Event urges students to participate in elections
WESSON – While little kids in Brookhaven’s elementary schoolshave been making a show of their election awareness through the”Promote the Vote” campaign, the big kids at Copiah-LincolnCommunity College took their turn to make some election noiseTuesday night.
Approximately 180 Co-Lin students braved the steadily droppingtemperatures at dusk Tuesday for Phi Theta Kappa’s “Rock the Vote,”a two-hour event with guest speakers, prizes and live rock n’roll.
The concert/rally was one of the last in a long line of eventssponsored by PTK to get the college’s students plugged into thenation’s political scene. After weeks of registration drives to getstudents ready to vote, this time the organization called in aveteran state politician to drive home the importance ofparticipating in the election.
“Voting is the strongest voice you’re going to have in thepolitical process,” said District 39 Sen. Cindy Hyde-Smith. “Thepeople you vote for are going to make the rules that you will liveby.”
Hyde-Smith urged the students not just to show up at the polls,but to research the candidates in-depth and know their policies.She reminded the crowd of the sacrifices of the past that were madein order to preserve the right to vote, and that it should beexercised knowledgably and whenever possible.
She also reminded the students that not everyone on the planethas the right to stroll into a precinct and choose their leaders.She shared the story of a female senator in the Turkish Parliamentshe met while visiting Ankara earlier this summer.
“In the village she came from, she was never allowed to walkdown the market street because she was a woman,” Hyde-Smith said.”But now that she’s an elected official, she walks that way toParliament every day. It made me realize that even today no oneenjoys the full liberties that we, as Americans, do.”
Hyde-Smith pulled out all the stops to honor the voting process.However, it appears college students – at Co-Lin and across thecountry – are already prepared to march on the polls on Nov. 4.
“I’ve seen more interest in the 18-24-year-old group than I everhave,” Hyde-Smith said afterward. “I truly believe there will berecord turnouts Tuesday, and this young group will be part ofthat.”
Hyde-Smith said the buildup of the election in the students’minds would likely make a lasting impression and produce a group oflifelong voters.
“Once that seed has been planted in the mind of a first-timevoter, it’s more likely to be remembered,” she said. “When you havea large emphasis put on a first election like this, it makes agreat impression.”
That’s exactly the result PTK is looking for.
PTK president Ashlee Richardson said the organization workedevery Tuesday in September to register more than 200 students tovote.
“I don’t know if that was a good thing or a bad thing, but theyneeded to be registered, and they are now,” she said. “We’ve donethe best we can do to get people ready for the election, and nowit’s up to them.”
Richardson said PTK waited until one week before the election tohost “Rock the Vote” to keep it fresh on the students’ minds.
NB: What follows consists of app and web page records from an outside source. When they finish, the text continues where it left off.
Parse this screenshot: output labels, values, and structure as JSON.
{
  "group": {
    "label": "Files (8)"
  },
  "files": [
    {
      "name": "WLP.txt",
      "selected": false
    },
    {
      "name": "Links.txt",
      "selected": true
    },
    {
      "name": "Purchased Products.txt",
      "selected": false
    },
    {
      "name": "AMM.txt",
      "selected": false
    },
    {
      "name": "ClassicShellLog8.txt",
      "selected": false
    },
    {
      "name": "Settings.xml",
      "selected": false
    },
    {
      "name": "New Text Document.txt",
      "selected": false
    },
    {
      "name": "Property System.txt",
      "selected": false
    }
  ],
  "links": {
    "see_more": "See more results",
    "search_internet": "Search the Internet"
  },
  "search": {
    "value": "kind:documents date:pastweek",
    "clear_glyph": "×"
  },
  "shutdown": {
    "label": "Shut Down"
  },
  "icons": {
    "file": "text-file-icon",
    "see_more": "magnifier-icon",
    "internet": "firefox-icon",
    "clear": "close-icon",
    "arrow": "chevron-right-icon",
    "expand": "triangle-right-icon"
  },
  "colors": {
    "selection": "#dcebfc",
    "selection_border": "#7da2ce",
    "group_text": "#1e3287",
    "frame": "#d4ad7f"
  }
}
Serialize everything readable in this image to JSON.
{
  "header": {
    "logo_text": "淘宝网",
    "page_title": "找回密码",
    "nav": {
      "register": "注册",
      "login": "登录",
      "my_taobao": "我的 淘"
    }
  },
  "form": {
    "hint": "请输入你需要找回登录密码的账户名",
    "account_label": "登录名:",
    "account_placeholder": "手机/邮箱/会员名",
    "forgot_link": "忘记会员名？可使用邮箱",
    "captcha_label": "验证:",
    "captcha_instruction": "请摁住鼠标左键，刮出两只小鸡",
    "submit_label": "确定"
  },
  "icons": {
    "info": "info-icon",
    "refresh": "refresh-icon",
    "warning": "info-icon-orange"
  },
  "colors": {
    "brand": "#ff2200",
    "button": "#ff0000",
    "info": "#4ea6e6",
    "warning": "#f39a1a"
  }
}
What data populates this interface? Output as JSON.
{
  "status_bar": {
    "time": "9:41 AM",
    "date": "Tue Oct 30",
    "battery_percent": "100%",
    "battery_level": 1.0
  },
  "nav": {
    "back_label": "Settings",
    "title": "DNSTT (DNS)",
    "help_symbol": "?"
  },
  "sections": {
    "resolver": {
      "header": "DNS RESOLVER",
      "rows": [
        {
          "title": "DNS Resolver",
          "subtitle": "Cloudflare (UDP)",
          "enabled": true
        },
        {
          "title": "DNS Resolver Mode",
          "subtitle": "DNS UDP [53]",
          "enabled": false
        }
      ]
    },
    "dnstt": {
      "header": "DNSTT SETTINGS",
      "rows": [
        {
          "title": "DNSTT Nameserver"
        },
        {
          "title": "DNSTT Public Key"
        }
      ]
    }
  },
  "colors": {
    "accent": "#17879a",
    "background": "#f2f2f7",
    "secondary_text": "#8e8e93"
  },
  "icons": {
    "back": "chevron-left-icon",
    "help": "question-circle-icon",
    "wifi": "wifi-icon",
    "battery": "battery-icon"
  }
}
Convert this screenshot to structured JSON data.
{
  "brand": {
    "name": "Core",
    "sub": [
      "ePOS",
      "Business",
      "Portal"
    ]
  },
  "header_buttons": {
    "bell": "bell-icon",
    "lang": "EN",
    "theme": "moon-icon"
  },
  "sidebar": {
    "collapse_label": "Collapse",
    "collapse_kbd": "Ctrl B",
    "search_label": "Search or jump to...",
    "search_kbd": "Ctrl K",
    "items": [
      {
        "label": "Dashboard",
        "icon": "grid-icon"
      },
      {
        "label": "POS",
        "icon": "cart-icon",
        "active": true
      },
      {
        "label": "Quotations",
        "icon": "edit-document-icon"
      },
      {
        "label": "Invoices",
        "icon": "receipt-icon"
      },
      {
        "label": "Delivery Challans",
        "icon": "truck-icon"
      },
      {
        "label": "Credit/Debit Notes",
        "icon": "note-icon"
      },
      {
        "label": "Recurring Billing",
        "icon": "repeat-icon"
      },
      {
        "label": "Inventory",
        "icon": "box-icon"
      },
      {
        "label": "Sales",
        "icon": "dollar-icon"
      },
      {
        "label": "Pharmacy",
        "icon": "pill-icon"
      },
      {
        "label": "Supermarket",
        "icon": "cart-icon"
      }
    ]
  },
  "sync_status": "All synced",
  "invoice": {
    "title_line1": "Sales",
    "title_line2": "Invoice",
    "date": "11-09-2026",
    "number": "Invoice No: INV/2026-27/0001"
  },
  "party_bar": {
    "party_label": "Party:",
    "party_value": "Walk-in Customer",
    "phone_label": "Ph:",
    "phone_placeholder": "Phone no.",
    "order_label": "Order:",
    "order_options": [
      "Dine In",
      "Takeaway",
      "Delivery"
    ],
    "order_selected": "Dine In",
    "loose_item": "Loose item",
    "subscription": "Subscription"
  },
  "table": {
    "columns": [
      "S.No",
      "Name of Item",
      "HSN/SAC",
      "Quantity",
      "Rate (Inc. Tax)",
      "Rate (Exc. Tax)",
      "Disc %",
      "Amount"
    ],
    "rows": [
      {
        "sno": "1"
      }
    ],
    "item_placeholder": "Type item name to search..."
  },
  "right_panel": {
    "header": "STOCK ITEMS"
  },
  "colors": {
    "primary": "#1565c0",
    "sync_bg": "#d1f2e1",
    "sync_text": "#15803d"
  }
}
Onemore voter awareness event, a mock election, will be heldMonday.
The group wants to see as many college students as possiblelined up at the polls Tuesday.
“We’re all in college, and the 18-24 age range is the missingvoting deficit,” Richardson said. “It affects us right now – we’rethe generation coming up, looking for jobs that these electedofficials are going to influence.”
Co-Lin President Dr. Ronnie Nettles said he was proud to see anelection-focused program like “Rock the Vote” held on his campus -an especially pleasing event, he said, since it was entirelystudent-led.
Nettles said college students’ participation in voting fitssquarely into Co-Lin’s mission to teach its students not onlyacademics, but civic responsibility.
“It’s not really political, it’s about what’s best for all ofus,” he said. “We want the college itself to be involved in thecommunity, and this is one of those ways our students are involvedin a civic way.”